Can a bank sue someone that starts a bank run that destroys the bank?
No (assuming, of course, as is the usual case, that the person who starts the bank run is not engaged in perpetrating a defamatory falsehood).
Most bank runs are, and certainly the Silicon Valley Bank bank run was, based upon wide disclosure of a true fact. In the case of SVB, the bank run was triggered by the fact that its balance sheets failed to reflect the true value of fixed nominal rate bonds that it held as assets.

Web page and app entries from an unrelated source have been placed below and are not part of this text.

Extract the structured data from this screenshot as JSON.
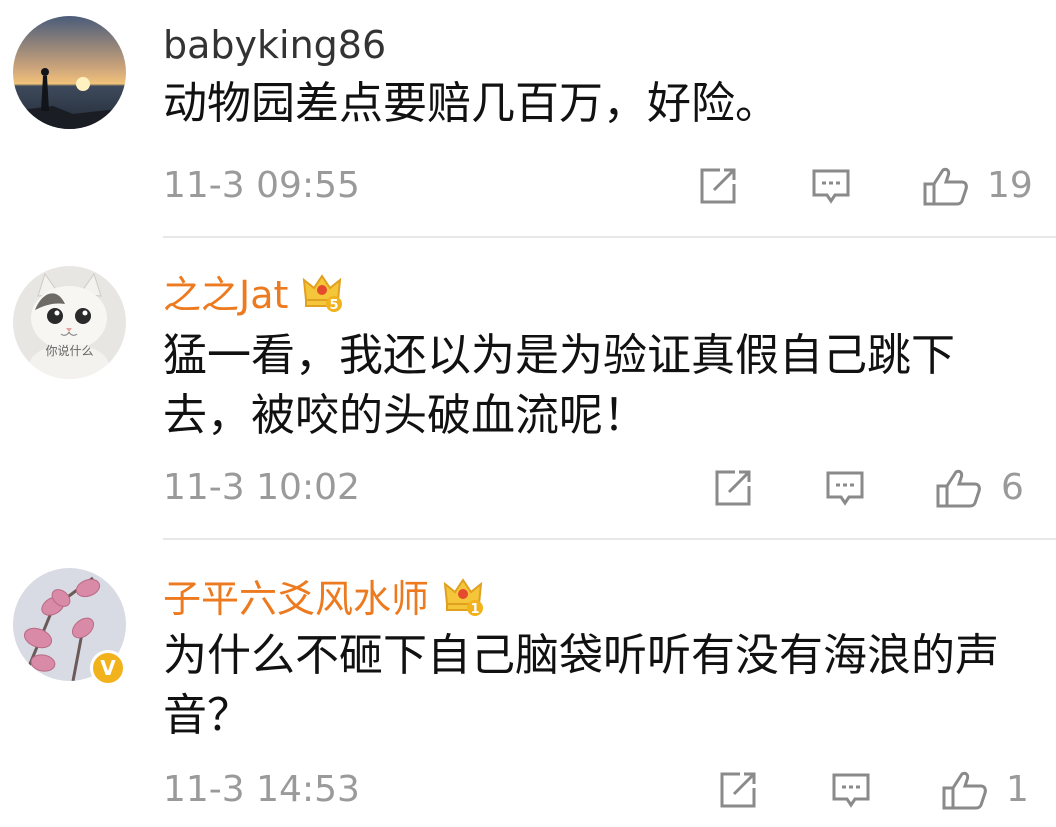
{
  "comments": [
    {
      "username": "babyking86",
      "vip": false,
      "text": "动物园差点要赔几百万，好险。",
      "time": "11-3 09:55",
      "likes": "19"
    },
    {
      "username": "之之Jat",
      "vip": true,
      "crown_level": "5",
      "avatar_caption": "你说什么",
      "text": "猛一看，我还以为是为验证真假自己跳下去，被咬的头破血流呢！",
      "time": "11-3 10:02",
      "likes": "6"
    },
    {
      "username": "子平六爻风水师",
      "vip": true,
      "crown_level": "1",
      "verified_badge": "V",
      "text": "为什么不砸下自己脑袋听听有没有海浪的声音？",
      "time": "11-3 14:53",
      "likes": "1"
    }
  ],
  "icons": {
    "share": "share-icon",
    "reply": "comment-icon",
    "like": "thumbs-up-icon"
  },
  "colors": {
    "vip_name": "#ed7a1f",
    "meta": "#9a9a9a",
    "verified": "#f2b21c",
    "crown": "#f2b21c"
  }
}
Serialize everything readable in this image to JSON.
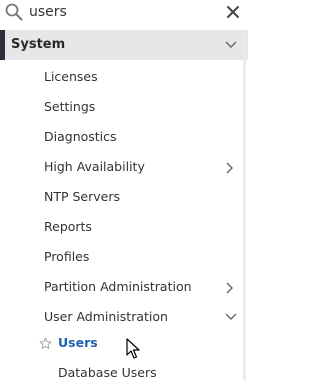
{
  "search": {
    "value": "users",
    "icon": "search-icon",
    "clear_icon": "close-icon"
  },
  "section": {
    "label": "System",
    "expanded": true
  },
  "items": [
    {
      "label": "Licenses"
    },
    {
      "label": "Settings"
    },
    {
      "label": "Diagnostics"
    },
    {
      "label": "High Availability",
      "chevron": "right"
    },
    {
      "label": "NTP Servers"
    },
    {
      "label": "Reports"
    },
    {
      "label": "Profiles"
    },
    {
      "label": "Partition Administration",
      "chevron": "right"
    },
    {
      "label": "User Administration",
      "chevron": "down"
    }
  ],
  "subitems": [
    {
      "label": "Users",
      "active": true,
      "favorite_icon": "star-outline-icon"
    },
    {
      "label": "Database Users"
    }
  ],
  "colors": {
    "accent_bar": "#2d2f3e",
    "header_bg": "#e7e7e9",
    "active_text": "#1f61b0"
  }
}
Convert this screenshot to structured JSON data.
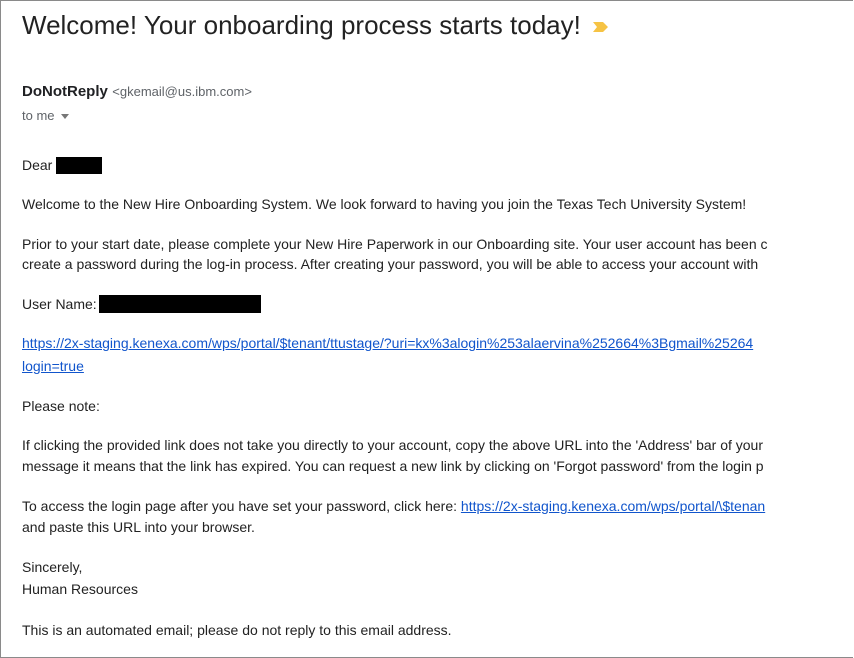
{
  "email": {
    "subject": "Welcome! Your onboarding process starts today!",
    "important_icon": "important-marker-icon",
    "sender": {
      "name": "DoNotReply",
      "email": "<gkemail@us.ibm.com>"
    },
    "to_label": "to me",
    "body": {
      "greeting": "Dear",
      "welcome": "Welcome to the New Hire Onboarding System. We look forward to having you join the Texas Tech University System!",
      "prior_line1": "Prior to your start date, please complete your New Hire Paperwork in our Onboarding site. Your user account has been c",
      "prior_line2": "create a password during the log-in process. After creating your password, you will be able to access your account with",
      "username_label": "User Name:",
      "login_link_line1": "https://2x-staging.kenexa.com/wps/portal/$tenant/ttustage/?uri=kx%3alogin%253alaervina%252664%3Bgmail%25264",
      "login_link_line2": "login=true",
      "please_note": "Please note:",
      "clicking_line1": "If clicking the provided link does not take you directly to your account, copy the above URL into the 'Address' bar of your",
      "clicking_line2": "message it means that the link has expired. You can request a new link by clicking on 'Forgot password' from the login p",
      "access_text": "To access the login page after you have set your password, click here: ",
      "access_link": "https://2x-staging.kenexa.com/wps/portal/\\$tenan",
      "access_line2": "and paste this URL into your browser.",
      "sincerely": "Sincerely,",
      "signature": "Human Resources",
      "automated": "This is an automated email; please do not reply to this email address."
    }
  },
  "colors": {
    "link": "#1155cc",
    "important_marker": "#f6c344",
    "redaction": "#000000"
  }
}
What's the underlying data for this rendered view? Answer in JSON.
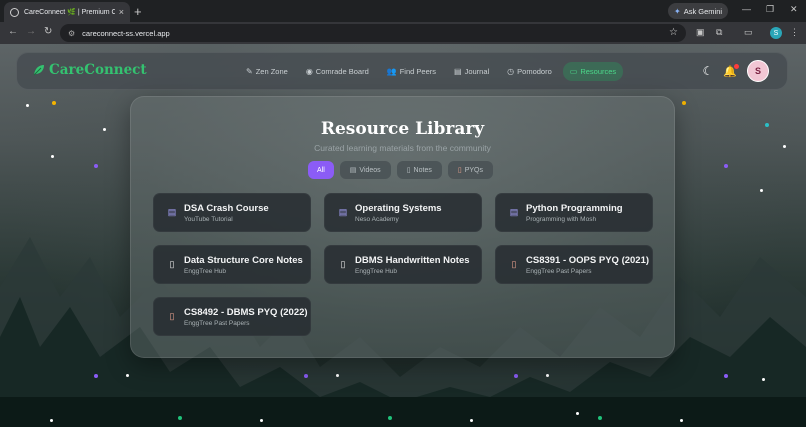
{
  "browser": {
    "tab_title": "CareConnect 🌿 | Premium Ca",
    "tab_close": "×",
    "new_tab": "+",
    "ask_gemini": "Ask Gemini",
    "url": "careconnect-ss.vercel.app",
    "profile_initial": "S",
    "window_controls": [
      "—",
      "❐",
      "✕"
    ]
  },
  "navbar": {
    "brand": "CareConnect",
    "links": [
      {
        "label": "Zen Zone",
        "icon": "feather-icon"
      },
      {
        "label": "Comrade Board",
        "icon": "eye-icon"
      },
      {
        "label": "Find Peers",
        "icon": "users-icon"
      },
      {
        "label": "Journal",
        "icon": "book-icon"
      },
      {
        "label": "Pomodoro",
        "icon": "clock-icon"
      },
      {
        "label": "Resources",
        "icon": "folder-icon"
      }
    ],
    "active": "Resources",
    "avatar_initial": "S"
  },
  "library": {
    "title": "Resource Library",
    "subtitle": "Curated learning materials from the community",
    "filters": [
      "All",
      "Videos",
      "Notes",
      "PYQs"
    ],
    "active_filter": "All",
    "cards": [
      {
        "title": "DSA Crash Course",
        "subtitle": "YouTube Tutorial",
        "icon": "video-icon"
      },
      {
        "title": "Operating Systems",
        "subtitle": "Neso Academy",
        "icon": "video-icon"
      },
      {
        "title": "Python Programming",
        "subtitle": "Programming with Mosh",
        "icon": "video-icon"
      },
      {
        "title": "Data Structure Core Notes",
        "subtitle": "EnggTree Hub",
        "icon": "document-icon"
      },
      {
        "title": "DBMS Handwritten Notes",
        "subtitle": "EnggTree Hub",
        "icon": "document-icon"
      },
      {
        "title": "CS8391 - OOPS PYQ (2021)",
        "subtitle": "EnggTree Past Papers",
        "icon": "pdf-icon"
      },
      {
        "title": "CS8492 - DBMS PYQ (2022)",
        "subtitle": "EnggTree Past Papers",
        "icon": "pdf-icon"
      }
    ]
  },
  "colors": {
    "brand_green": "#34c270",
    "accent_purple": "#8b5cf6",
    "notification_red": "#ff3b3b"
  }
}
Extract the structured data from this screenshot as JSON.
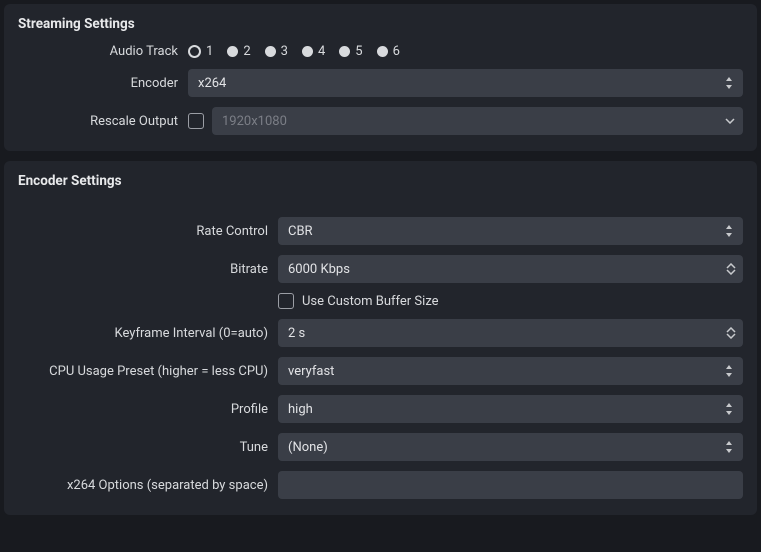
{
  "streaming": {
    "title": "Streaming Settings",
    "audio_track_label": "Audio Track",
    "audio_tracks": [
      "1",
      "2",
      "3",
      "4",
      "5",
      "6"
    ],
    "audio_track_selected": 0,
    "encoder_label": "Encoder",
    "encoder_value": "x264",
    "rescale_label": "Rescale Output",
    "rescale_checked": false,
    "rescale_placeholder": "1920x1080"
  },
  "encoder": {
    "title": "Encoder Settings",
    "rate_control_label": "Rate Control",
    "rate_control_value": "CBR",
    "bitrate_label": "Bitrate",
    "bitrate_value": "6000 Kbps",
    "custom_buffer_checked": false,
    "custom_buffer_label": "Use Custom Buffer Size",
    "keyframe_label": "Keyframe Interval (0=auto)",
    "keyframe_value": "2 s",
    "cpu_preset_label": "CPU Usage Preset (higher = less CPU)",
    "cpu_preset_value": "veryfast",
    "profile_label": "Profile",
    "profile_value": "high",
    "tune_label": "Tune",
    "tune_value": "(None)",
    "x264_opts_label": "x264 Options (separated by space)",
    "x264_opts_value": ""
  }
}
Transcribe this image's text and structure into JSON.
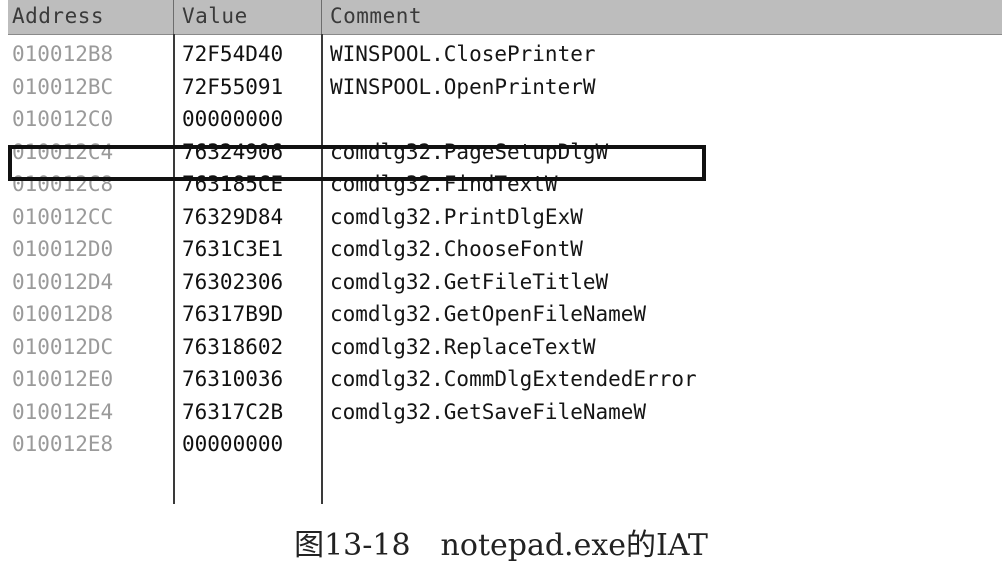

In the usual case, a lawsuit also isn't a very helpful option to a bank that suffers a bank run. In the case of SVB, the bank had a book value (which is often a fair measure of a bank's value since its assets are so monetized) of $34 billion which was reduced to a pittance by the run on it. Even if someone who started a run on the bank had a moderately high net worth of $3.4 million that could be collected in a money judgment, that would cover a mere 0.01% of the loss to the bank, and there would be serious issues over the causation of any loss (i.e. how much of the losses suffered bound to occur sooner or later anyway due to causes unrelated to someone who triggered a panic).
Another fine point of procedure is that when a bank becomes insolvent, it is promptly taken over by the FDIC or similar regulatory agency, which installs a receiver. This makes it effectively impossible for the bank itself to sue anyone. If the bank would otherwise have had a right to sue, the receiver for the bank would have the right to sue rather than the bank itself. But, this subtly while not irrelevant, doesn't capture the core reason for the question.